───── Data supplied

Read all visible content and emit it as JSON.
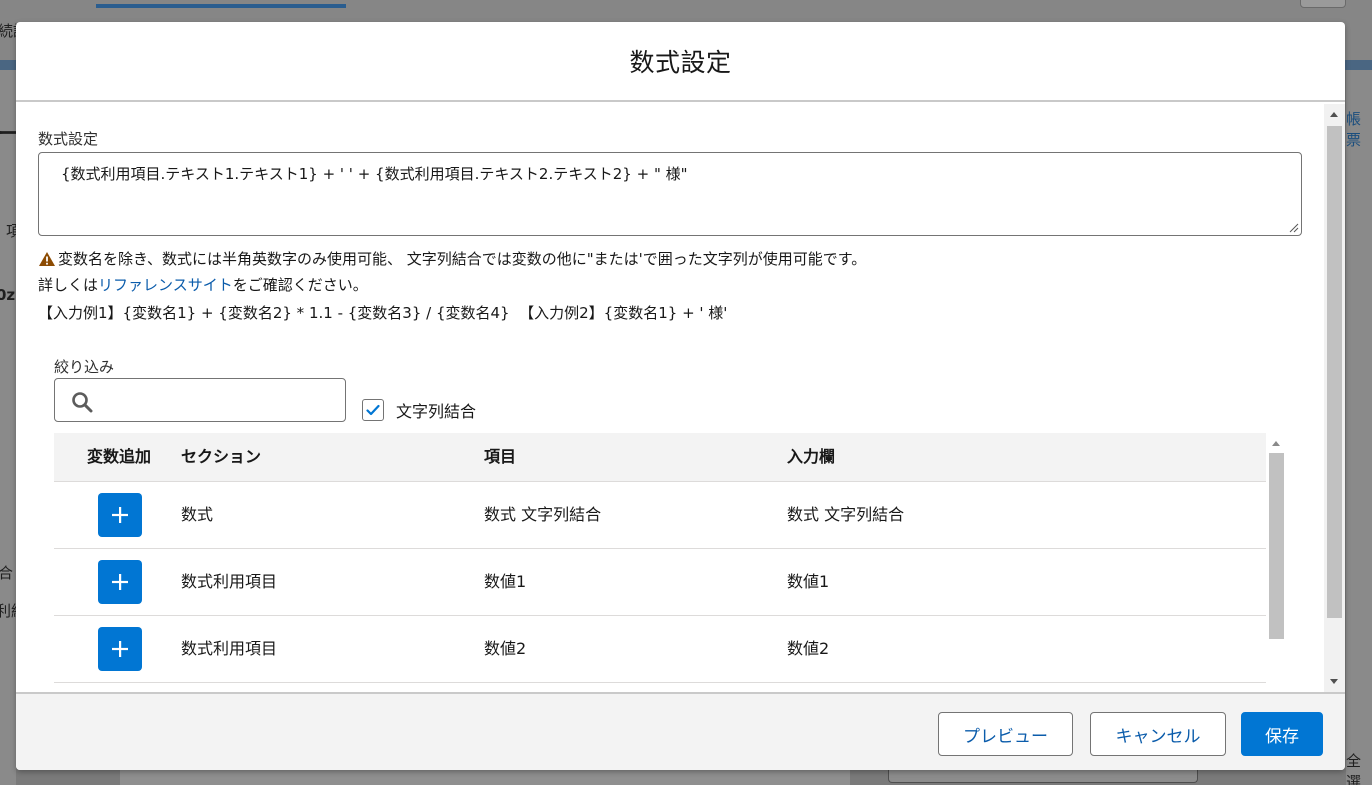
{
  "background": {
    "left_texts": [
      "続調",
      "ー",
      "項",
      "0z",
      "合",
      "利結"
    ],
    "right_texts": [
      "帳票",
      "全選"
    ]
  },
  "modal": {
    "title": "数式設定",
    "formula_label": "数式設定",
    "formula_value": "{数式利用項目.テキスト1.テキスト1}  + ' ' + {数式利用項目.テキスト2.テキスト2} + \" 様\"",
    "warning_text": "変数名を除き、数式には半角英数字のみ使用可能、 文字列結合では変数の他に\"または'で囲った文字列が使用可能です。",
    "help_prefix": "詳しくは",
    "help_link": "リファレンスサイト",
    "help_suffix": "をご確認ください。",
    "example_text": "【入力例1】{変数名1} + {変数名2} * 1.1 - {変数名3} / {変数名4}  【入力例2】{変数名1} + ' 様'",
    "filter_label": "絞り込み",
    "search_placeholder": "",
    "checkbox_label": "文字列結合",
    "checkbox_checked": true
  },
  "table": {
    "headers": [
      "変数追加",
      "セクション",
      "項目",
      "入力欄"
    ],
    "rows": [
      {
        "section": "数式",
        "item": "数式 文字列結合",
        "input": "数式 文字列結合"
      },
      {
        "section": "数式利用項目",
        "item": "数値1",
        "input": "数値1"
      },
      {
        "section": "数式利用項目",
        "item": "数値2",
        "input": "数値2"
      }
    ]
  },
  "footer": {
    "preview_label": "プレビュー",
    "cancel_label": "キャンセル",
    "save_label": "保存"
  },
  "colors": {
    "brand": "#0176d3",
    "link": "#0b5cab",
    "warning": "#8c4b02"
  },
  "icons": {
    "warning": "warning-icon",
    "search": "search-icon",
    "check": "check-icon",
    "add": "add-icon"
  }
}
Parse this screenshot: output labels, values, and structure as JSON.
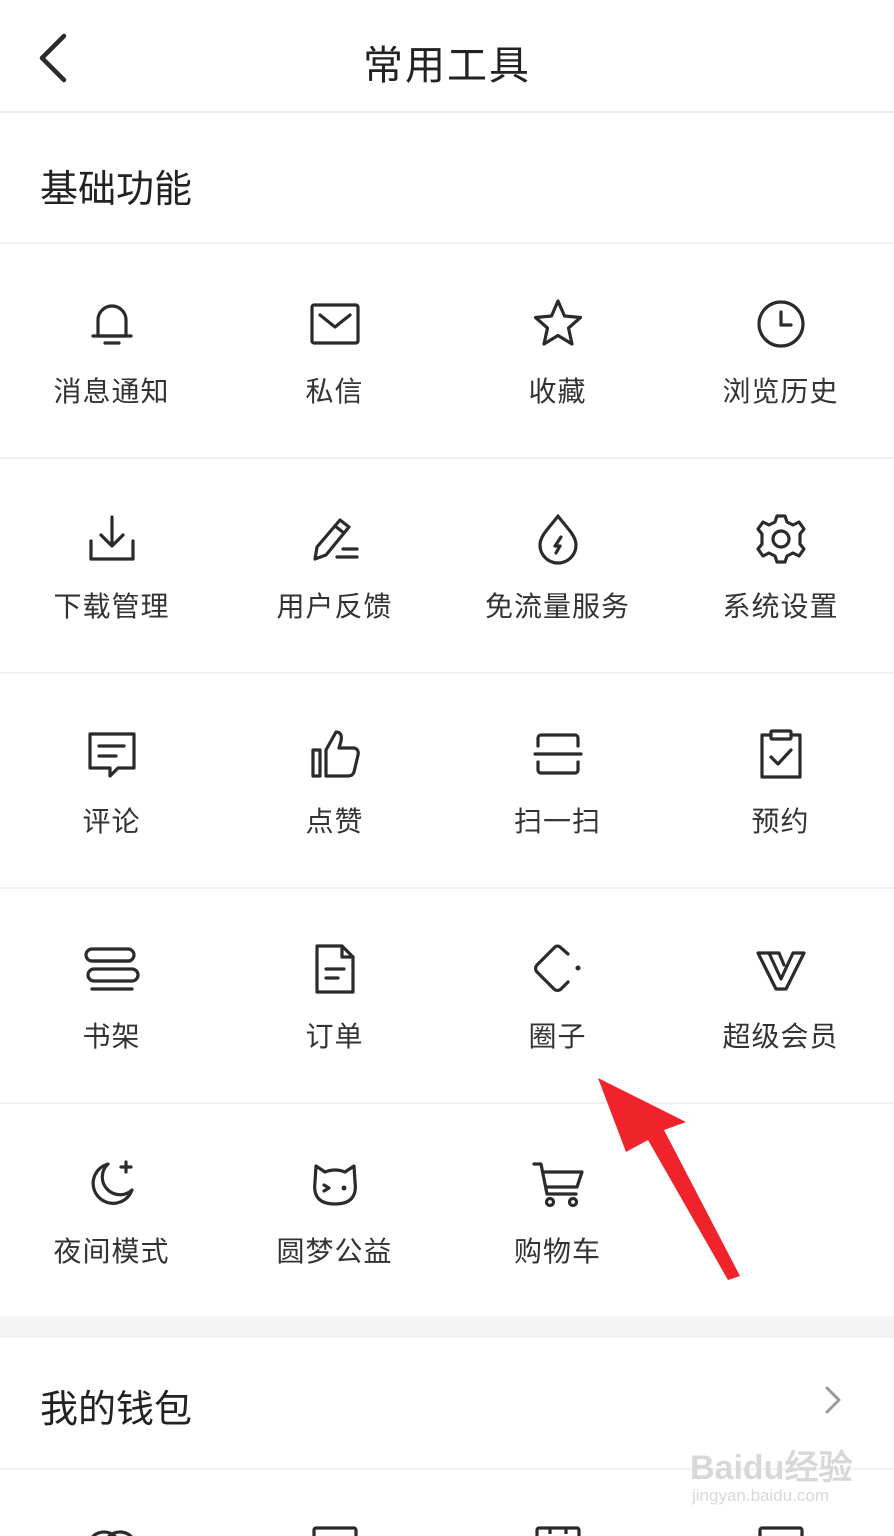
{
  "header": {
    "title": "常用工具"
  },
  "basic": {
    "title": "基础功能",
    "items": [
      {
        "label": "消息通知",
        "icon": "bell-icon"
      },
      {
        "label": "私信",
        "icon": "mail-icon"
      },
      {
        "label": "收藏",
        "icon": "star-icon"
      },
      {
        "label": "浏览历史",
        "icon": "clock-icon"
      },
      {
        "label": "下载管理",
        "icon": "download-icon"
      },
      {
        "label": "用户反馈",
        "icon": "pen-icon"
      },
      {
        "label": "免流量服务",
        "icon": "drop-icon"
      },
      {
        "label": "系统设置",
        "icon": "gear-icon"
      },
      {
        "label": "评论",
        "icon": "comment-icon"
      },
      {
        "label": "点赞",
        "icon": "thumbs-up-icon"
      },
      {
        "label": "扫一扫",
        "icon": "scan-icon"
      },
      {
        "label": "预约",
        "icon": "clipboard-check-icon"
      },
      {
        "label": "书架",
        "icon": "bookshelf-icon"
      },
      {
        "label": "订单",
        "icon": "document-icon"
      },
      {
        "label": "圈子",
        "icon": "circle-group-icon"
      },
      {
        "label": "超级会员",
        "icon": "vip-icon"
      },
      {
        "label": "夜间模式",
        "icon": "moon-icon"
      },
      {
        "label": "圆梦公益",
        "icon": "cat-face-icon"
      },
      {
        "label": "购物车",
        "icon": "cart-icon"
      }
    ]
  },
  "wallet": {
    "title": "我的钱包"
  },
  "watermark": {
    "main": "Baidu经验",
    "sub": "jingyan.baidu.com"
  },
  "colors": {
    "annotation_arrow": "#f0222a",
    "icon_stroke": "#2b2b2b"
  }
}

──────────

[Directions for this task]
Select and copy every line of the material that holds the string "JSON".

[Exercise solution]
Read all visible content and emit it as JSON.
Parse this screenshot: output labels, values, and structure as JSON.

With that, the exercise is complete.